**What is required**
Reprint the full listing exactly.

**Data under study**
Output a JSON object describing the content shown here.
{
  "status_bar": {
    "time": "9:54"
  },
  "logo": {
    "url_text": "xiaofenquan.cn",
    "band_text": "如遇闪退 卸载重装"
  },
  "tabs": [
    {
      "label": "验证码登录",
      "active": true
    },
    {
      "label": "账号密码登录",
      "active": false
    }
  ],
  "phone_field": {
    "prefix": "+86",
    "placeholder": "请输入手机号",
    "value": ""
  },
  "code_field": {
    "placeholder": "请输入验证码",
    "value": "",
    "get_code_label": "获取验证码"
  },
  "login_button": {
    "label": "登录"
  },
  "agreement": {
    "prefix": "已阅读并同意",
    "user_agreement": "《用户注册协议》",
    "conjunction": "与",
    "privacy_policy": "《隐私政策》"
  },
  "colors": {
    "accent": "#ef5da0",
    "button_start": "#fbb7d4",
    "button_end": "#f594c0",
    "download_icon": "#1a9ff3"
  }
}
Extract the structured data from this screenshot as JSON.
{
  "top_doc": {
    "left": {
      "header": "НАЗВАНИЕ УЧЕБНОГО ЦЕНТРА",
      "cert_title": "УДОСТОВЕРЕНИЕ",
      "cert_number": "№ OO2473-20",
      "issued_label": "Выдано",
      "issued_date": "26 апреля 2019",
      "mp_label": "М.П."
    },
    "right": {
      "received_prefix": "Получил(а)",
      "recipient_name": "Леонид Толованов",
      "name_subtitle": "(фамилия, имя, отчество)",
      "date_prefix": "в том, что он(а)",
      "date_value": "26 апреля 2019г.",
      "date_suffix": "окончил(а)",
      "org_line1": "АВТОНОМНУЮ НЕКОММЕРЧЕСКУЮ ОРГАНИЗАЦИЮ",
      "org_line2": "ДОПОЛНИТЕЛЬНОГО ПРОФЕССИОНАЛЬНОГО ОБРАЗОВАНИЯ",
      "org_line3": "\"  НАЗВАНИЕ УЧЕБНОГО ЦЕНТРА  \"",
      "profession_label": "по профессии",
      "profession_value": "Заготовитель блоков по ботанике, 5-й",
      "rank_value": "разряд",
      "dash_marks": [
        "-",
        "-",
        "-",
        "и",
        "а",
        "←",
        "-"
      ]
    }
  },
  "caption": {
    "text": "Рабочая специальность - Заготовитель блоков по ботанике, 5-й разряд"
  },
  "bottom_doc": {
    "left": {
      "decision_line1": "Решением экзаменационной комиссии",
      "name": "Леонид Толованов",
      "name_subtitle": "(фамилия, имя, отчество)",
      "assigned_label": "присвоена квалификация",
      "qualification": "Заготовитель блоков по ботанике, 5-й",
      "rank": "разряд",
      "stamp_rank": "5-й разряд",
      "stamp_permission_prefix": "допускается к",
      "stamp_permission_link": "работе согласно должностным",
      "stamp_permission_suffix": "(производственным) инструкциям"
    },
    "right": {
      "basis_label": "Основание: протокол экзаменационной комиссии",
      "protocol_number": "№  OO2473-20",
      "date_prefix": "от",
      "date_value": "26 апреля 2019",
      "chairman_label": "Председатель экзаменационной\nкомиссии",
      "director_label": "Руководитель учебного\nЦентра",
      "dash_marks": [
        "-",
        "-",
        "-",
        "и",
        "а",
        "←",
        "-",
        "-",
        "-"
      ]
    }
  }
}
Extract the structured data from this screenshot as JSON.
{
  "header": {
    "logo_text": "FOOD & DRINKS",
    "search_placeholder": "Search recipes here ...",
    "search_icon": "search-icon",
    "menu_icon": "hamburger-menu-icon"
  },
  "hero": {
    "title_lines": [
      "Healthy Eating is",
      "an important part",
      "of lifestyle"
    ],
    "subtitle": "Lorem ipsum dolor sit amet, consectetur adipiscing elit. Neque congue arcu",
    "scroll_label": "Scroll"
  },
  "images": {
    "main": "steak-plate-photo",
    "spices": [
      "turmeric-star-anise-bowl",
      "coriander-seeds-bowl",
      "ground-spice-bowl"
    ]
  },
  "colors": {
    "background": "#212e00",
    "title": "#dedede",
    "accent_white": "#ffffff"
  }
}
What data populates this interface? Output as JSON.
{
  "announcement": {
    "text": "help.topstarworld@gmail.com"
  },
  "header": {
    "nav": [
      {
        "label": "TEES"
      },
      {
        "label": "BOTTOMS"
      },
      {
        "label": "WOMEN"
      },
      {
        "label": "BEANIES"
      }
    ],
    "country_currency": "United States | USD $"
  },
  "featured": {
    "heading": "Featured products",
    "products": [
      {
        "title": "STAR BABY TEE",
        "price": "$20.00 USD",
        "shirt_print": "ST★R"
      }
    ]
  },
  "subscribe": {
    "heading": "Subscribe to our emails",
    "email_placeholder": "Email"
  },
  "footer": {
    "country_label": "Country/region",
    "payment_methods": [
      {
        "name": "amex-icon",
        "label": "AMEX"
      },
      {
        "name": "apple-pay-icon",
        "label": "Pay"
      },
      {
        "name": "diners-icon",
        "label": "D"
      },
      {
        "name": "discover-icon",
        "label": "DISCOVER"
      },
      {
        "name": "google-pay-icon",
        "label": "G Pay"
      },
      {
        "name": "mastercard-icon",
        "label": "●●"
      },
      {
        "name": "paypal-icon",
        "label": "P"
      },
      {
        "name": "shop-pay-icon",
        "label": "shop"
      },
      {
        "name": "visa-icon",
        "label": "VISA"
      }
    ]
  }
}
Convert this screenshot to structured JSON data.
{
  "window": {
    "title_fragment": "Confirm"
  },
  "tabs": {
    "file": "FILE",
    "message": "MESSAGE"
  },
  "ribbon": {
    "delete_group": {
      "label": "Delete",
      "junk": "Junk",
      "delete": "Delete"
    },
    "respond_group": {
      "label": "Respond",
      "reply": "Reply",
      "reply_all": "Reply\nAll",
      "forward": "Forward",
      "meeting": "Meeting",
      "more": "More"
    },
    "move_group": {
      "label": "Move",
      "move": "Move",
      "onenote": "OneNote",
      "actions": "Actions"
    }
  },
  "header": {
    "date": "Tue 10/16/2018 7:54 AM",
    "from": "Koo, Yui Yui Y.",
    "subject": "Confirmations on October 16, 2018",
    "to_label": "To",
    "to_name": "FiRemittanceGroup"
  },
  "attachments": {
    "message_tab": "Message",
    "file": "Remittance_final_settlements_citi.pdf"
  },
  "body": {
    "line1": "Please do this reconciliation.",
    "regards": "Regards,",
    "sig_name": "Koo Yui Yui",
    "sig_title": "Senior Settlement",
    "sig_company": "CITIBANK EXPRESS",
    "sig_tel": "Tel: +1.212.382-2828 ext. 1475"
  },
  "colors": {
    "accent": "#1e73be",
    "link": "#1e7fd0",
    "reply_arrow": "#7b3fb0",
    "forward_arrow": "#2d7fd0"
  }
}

**Exercise solution**
Output a JSON object describing the content shown here.
{
  "status_bar": {
    "time": "9:54"
  },
  "logo": {
    "url_text": "xiaofenquan.cn",
    "band_text": "如遇闪退 卸载重装"
  },
  "tabs": [
    {
      "label": "验证码登录",
      "active": true
    },
    {
      "label": "账号密码登录",
      "active": false
    }
  ],
  "phone_field": {
    "prefix": "+86",
    "placeholder": "请输入手机号",
    "value": ""
  },
  "code_field": {
    "placeholder": "请输入验证码",
    "value": "",
    "get_code_label": "获取验证码"
  },
  "login_button": {
    "label": "登录"
  },
  "agreement": {
    "prefix": "已阅读并同意",
    "user_agreement": "《用户注册协议》",
    "conjunction": "与",
    "privacy_policy": "《隐私政策》"
  },
  "colors": {
    "accent": "#ef5da0",
    "button_start": "#fbb7d4",
    "button_end": "#f594c0",
    "download_icon": "#1a9ff3"
  }
}
Extract the structured data from this screenshot as JSON.
{
  "top_doc": {
    "left": {
      "header": "НАЗВАНИЕ УЧЕБНОГО ЦЕНТРА",
      "cert_title": "УДОСТОВЕРЕНИЕ",
      "cert_number": "№ OO2473-20",
      "issued_label": "Выдано",
      "issued_date": "26 апреля 2019",
      "mp_label": "М.П."
    },
    "right": {
      "received_prefix": "Получил(а)",
      "recipient_name": "Леонид Толованов",
      "name_subtitle": "(фамилия, имя, отчество)",
      "date_prefix": "в том, что он(а)",
      "date_value": "26 апреля 2019г.",
      "date_suffix": "окончил(а)",
      "org_line1": "АВТОНОМНУЮ НЕКОММЕРЧЕСКУЮ ОРГАНИЗАЦИЮ",
      "org_line2": "ДОПОЛНИТЕЛЬНОГО ПРОФЕССИОНАЛЬНОГО ОБРАЗОВАНИЯ",
      "org_line3": "\"  НАЗВАНИЕ УЧЕБНОГО ЦЕНТРА  \"",
      "profession_label": "по профессии",
      "profession_value": "Заготовитель блоков по ботанике, 5-й",
      "rank_value": "разряд",
      "dash_marks": [
        "-",
        "-",
        "-",
        "и",
        "а",
        "←",
        "-"
      ]
    }
  },
  "caption": {
    "text": "Рабочая специальность - Заготовитель блоков по ботанике, 5-й разряд"
  },
  "bottom_doc": {
    "left": {
      "decision_line1": "Решением экзаменационной комиссии",
      "name": "Леонид Толованов",
      "name_subtitle": "(фамилия, имя, отчество)",
      "assigned_label": "присвоена квалификация",
      "qualification": "Заготовитель блоков по ботанике, 5-й",
      "rank": "разряд",
      "stamp_rank": "5-й разряд",
      "stamp_permission_prefix": "допускается к",
      "stamp_permission_link": "работе согласно должностным",
      "stamp_permission_suffix": "(производственным) инструкциям"
    },
    "right": {
      "basis_label": "Основание: протокол экзаменационной комиссии",
      "protocol_number": "№  OO2473-20",
      "date_prefix": "от",
      "date_value": "26 апреля 2019",
      "chairman_label": "Председатель экзаменационной\nкомиссии",
      "director_label": "Руководитель учебного\nЦентра",
      "dash_marks": [
        "-",
        "-",
        "-",
        "и",
        "а",
        "←",
        "-",
        "-",
        "-"
      ]
    }
  }
}
Extract the structured data from this screenshot as JSON.
{
  "header": {
    "logo_text": "FOOD & DRINKS",
    "search_placeholder": "Search recipes here ...",
    "search_icon": "search-icon",
    "menu_icon": "hamburger-menu-icon"
  },
  "hero": {
    "title_lines": [
      "Healthy Eating is",
      "an important part",
      "of lifestyle"
    ],
    "subtitle": "Lorem ipsum dolor sit amet, consectetur adipiscing elit. Neque congue arcu",
    "scroll_label": "Scroll"
  },
  "images": {
    "main": "steak-plate-photo",
    "spices": [
      "turmeric-star-anise-bowl",
      "coriander-seeds-bowl",
      "ground-spice-bowl"
    ]
  },
  "colors": {
    "background": "#212e00",
    "title": "#dedede",
    "accent_white": "#ffffff"
  }
}
What data populates this interface? Output as JSON.
{
  "announcement": {
    "text": "help.topstarworld@gmail.com"
  },
  "header": {
    "nav": [
      {
        "label": "TEES"
      },
      {
        "label": "BOTTOMS"
      },
      {
        "label": "WOMEN"
      },
      {
        "label": "BEANIES"
      }
    ],
    "country_currency": "United States | USD $"
  },
  "featured": {
    "heading": "Featured products",
    "products": [
      {
        "title": "STAR BABY TEE",
        "price": "$20.00 USD",
        "shirt_print": "ST★R"
      }
    ]
  },
  "subscribe": {
    "heading": "Subscribe to our emails",
    "email_placeholder": "Email"
  },
  "footer": {
    "country_label": "Country/region",
    "payment_methods": [
      {
        "name": "amex-icon",
        "label": "AMEX"
      },
      {
        "name": "apple-pay-icon",
        "label": "Pay"
      },
      {
        "name": "diners-icon",
        "label": "D"
      },
      {
        "name": "discover-icon",
        "label": "DISCOVER"
      },
      {
        "name": "google-pay-icon",
        "label": "G Pay"
      },
      {
        "name": "mastercard-icon",
        "label": "●●"
      },
      {
        "name": "paypal-icon",
        "label": "P"
      },
      {
        "name": "shop-pay-icon",
        "label": "shop"
      },
      {
        "name": "visa-icon",
        "label": "VISA"
      }
    ]
  }
}
Convert this screenshot to structured JSON data.
{
  "window": {
    "title_fragment": "Confirm"
  },
  "tabs": {
    "file": "FILE",
    "message": "MESSAGE"
  },
  "ribbon": {
    "delete_group": {
      "label": "Delete",
      "junk": "Junk",
      "delete": "Delete"
    },
    "respond_group": {
      "label": "Respond",
      "reply": "Reply",
      "reply_all": "Reply\nAll",
      "forward": "Forward",
      "meeting": "Meeting",
      "more": "More"
    },
    "move_group": {
      "label": "Move",
      "move": "Move",
      "onenote": "OneNote",
      "actions": "Actions"
    }
  },
  "header": {
    "date": "Tue 10/16/2018 7:54 AM",
    "from": "Koo, Yui Yui Y.",
    "subject": "Confirmations on October 16, 2018",
    "to_label": "To",
    "to_name": "FiRemittanceGroup"
  },
  "attachments": {
    "message_tab": "Message",
    "file": "Remittance_final_settlements_citi.pdf"
  },
  "body": {
    "line1": "Please do this reconciliation.",
    "regards": "Regards,",
    "sig_name": "Koo Yui Yui",
    "sig_title": "Senior Settlement",
    "sig_company": "CITIBANK EXPRESS",
    "sig_tel": "Tel: +1.212.382-2828 ext. 1475"
  },
  "colors": {
    "accent": "#1e73be",
    "link": "#1e7fd0",
    "reply_arrow": "#7b3fb0",
    "forward_arrow": "#2d7fd0"
  }
}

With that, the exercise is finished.